Your instructions:
Using the records below, filter out every line that lacks "path" and copy the rest.

Stored data entries
================
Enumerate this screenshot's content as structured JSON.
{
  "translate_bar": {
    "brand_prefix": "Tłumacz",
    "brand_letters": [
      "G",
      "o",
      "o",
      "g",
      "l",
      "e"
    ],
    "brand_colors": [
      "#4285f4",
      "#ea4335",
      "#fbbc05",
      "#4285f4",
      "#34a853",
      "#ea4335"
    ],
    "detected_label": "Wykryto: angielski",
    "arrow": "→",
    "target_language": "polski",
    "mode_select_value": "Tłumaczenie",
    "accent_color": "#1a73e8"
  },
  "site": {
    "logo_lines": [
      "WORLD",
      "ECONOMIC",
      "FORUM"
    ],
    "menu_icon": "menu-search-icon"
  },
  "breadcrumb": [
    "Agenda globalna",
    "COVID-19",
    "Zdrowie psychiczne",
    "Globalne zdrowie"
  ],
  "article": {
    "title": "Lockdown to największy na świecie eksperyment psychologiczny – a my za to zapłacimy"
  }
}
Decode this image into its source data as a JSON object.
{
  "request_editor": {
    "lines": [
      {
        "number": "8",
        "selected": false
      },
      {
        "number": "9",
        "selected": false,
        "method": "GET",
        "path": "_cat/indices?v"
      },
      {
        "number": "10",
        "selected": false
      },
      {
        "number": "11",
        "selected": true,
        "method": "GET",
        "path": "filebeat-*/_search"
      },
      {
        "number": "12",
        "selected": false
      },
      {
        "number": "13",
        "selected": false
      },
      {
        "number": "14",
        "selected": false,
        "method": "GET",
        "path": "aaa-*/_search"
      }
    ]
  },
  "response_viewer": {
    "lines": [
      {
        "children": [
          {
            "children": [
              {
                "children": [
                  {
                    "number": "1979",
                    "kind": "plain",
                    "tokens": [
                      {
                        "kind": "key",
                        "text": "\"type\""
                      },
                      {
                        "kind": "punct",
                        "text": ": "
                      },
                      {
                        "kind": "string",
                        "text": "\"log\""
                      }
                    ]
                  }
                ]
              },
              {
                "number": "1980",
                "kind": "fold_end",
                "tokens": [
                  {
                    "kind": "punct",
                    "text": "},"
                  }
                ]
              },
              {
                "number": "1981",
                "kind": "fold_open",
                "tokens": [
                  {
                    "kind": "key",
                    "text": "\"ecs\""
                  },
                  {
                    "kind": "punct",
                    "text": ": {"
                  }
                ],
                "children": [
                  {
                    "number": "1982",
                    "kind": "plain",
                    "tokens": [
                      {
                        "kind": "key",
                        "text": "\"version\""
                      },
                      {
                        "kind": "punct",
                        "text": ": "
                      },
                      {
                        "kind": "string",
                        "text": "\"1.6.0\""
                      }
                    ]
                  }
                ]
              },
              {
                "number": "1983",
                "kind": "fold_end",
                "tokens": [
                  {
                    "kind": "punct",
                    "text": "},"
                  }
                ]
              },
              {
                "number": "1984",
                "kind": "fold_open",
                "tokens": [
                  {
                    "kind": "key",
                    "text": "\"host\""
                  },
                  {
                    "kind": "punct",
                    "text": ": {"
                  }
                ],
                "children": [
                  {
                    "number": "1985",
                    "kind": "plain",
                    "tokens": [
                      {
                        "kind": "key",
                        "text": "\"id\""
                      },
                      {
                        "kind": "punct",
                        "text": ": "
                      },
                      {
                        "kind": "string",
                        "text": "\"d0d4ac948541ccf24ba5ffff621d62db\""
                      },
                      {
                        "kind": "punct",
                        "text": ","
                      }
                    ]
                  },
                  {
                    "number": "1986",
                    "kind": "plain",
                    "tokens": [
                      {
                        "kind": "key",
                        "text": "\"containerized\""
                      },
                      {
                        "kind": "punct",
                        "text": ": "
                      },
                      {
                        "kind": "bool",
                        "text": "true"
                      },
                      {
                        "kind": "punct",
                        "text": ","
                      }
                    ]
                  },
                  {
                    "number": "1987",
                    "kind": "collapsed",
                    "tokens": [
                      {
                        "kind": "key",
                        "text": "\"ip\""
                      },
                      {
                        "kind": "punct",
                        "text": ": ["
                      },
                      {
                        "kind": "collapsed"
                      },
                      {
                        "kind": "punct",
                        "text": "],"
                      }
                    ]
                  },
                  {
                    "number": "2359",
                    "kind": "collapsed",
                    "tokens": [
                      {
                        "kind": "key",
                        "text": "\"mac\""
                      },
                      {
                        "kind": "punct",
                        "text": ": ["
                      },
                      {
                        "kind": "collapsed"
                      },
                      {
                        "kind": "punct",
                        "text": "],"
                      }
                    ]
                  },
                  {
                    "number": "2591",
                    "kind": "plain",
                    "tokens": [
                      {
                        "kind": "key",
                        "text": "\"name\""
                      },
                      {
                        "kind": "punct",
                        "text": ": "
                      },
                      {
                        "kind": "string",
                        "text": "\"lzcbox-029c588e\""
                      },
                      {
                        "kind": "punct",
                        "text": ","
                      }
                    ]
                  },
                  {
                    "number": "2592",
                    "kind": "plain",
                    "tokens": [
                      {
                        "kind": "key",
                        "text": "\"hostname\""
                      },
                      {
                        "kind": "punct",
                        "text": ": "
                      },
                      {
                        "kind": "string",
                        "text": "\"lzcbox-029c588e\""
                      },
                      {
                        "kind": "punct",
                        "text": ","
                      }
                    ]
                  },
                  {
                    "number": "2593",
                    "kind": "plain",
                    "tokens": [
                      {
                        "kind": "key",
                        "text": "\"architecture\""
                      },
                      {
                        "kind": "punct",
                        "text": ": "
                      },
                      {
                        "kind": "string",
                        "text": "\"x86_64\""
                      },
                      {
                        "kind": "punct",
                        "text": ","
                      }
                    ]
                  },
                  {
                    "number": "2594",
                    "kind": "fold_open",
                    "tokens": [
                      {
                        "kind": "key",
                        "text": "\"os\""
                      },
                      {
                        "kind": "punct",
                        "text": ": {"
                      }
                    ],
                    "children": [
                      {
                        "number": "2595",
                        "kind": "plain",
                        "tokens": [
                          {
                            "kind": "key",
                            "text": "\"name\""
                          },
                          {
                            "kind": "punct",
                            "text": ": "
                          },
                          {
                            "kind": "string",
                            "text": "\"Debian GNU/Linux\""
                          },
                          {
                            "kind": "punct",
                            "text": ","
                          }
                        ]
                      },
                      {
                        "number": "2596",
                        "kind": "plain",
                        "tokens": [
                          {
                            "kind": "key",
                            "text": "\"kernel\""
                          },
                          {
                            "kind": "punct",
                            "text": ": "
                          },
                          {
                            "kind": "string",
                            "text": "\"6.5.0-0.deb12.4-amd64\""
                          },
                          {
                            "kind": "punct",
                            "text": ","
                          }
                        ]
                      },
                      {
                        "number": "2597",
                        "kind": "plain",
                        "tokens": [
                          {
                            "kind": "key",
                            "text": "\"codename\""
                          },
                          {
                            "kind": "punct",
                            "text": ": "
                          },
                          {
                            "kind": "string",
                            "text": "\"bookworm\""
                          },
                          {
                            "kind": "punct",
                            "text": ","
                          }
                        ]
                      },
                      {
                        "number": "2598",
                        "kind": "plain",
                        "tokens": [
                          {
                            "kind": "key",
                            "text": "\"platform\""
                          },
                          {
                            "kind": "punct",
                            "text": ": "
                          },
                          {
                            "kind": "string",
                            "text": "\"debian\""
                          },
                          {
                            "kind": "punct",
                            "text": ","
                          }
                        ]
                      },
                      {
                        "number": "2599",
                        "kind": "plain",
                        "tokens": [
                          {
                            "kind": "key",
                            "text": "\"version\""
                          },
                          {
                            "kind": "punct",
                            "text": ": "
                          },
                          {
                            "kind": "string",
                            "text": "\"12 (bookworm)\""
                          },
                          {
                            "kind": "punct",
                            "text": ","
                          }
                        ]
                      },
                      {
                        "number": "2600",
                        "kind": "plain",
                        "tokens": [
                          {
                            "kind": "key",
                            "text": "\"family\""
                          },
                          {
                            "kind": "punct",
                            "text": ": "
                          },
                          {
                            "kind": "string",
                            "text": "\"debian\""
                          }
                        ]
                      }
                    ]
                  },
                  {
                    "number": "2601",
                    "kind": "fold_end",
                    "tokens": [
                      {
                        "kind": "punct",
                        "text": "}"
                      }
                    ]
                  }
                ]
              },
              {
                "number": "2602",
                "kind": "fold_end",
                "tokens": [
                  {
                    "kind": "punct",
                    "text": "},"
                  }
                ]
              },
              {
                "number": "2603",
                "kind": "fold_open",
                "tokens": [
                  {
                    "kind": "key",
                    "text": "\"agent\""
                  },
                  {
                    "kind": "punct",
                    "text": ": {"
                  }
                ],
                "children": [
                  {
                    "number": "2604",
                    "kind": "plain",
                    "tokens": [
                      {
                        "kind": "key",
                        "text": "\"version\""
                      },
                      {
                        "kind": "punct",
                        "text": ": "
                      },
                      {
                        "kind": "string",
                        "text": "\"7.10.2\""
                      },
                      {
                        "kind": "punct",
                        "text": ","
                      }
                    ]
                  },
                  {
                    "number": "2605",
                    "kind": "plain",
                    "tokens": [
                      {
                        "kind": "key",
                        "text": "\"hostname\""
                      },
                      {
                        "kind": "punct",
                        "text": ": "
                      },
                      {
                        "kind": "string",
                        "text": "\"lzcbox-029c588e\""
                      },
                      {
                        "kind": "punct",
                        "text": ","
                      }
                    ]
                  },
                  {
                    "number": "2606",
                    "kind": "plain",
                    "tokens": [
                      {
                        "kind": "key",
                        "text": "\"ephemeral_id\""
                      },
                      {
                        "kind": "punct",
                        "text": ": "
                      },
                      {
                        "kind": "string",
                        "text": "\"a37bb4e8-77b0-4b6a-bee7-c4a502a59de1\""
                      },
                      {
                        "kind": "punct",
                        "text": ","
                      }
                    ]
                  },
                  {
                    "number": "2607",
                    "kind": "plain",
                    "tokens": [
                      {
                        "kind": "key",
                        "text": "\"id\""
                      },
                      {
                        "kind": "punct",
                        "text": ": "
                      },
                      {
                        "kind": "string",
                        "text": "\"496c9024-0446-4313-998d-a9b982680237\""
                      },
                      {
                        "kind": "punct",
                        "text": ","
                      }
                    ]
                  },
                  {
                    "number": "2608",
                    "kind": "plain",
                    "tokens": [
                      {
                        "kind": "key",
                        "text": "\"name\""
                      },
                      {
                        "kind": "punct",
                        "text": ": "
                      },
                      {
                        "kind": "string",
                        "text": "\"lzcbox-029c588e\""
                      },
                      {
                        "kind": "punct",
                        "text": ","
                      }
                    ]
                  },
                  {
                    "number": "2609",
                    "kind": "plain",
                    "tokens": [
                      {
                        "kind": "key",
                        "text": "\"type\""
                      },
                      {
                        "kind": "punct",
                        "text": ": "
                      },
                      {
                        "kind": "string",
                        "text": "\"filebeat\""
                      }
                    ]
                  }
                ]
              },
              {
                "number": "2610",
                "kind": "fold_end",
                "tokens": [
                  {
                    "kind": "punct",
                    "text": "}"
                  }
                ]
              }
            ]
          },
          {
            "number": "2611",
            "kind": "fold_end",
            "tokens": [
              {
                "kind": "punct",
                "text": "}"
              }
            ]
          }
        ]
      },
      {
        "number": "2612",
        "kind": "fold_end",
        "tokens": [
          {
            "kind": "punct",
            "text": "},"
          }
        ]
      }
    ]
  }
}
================
Written solution:
        "path": "_cat/indices?v"
        "path": "filebeat-*/_search"
        "path": "aaa-*/_search"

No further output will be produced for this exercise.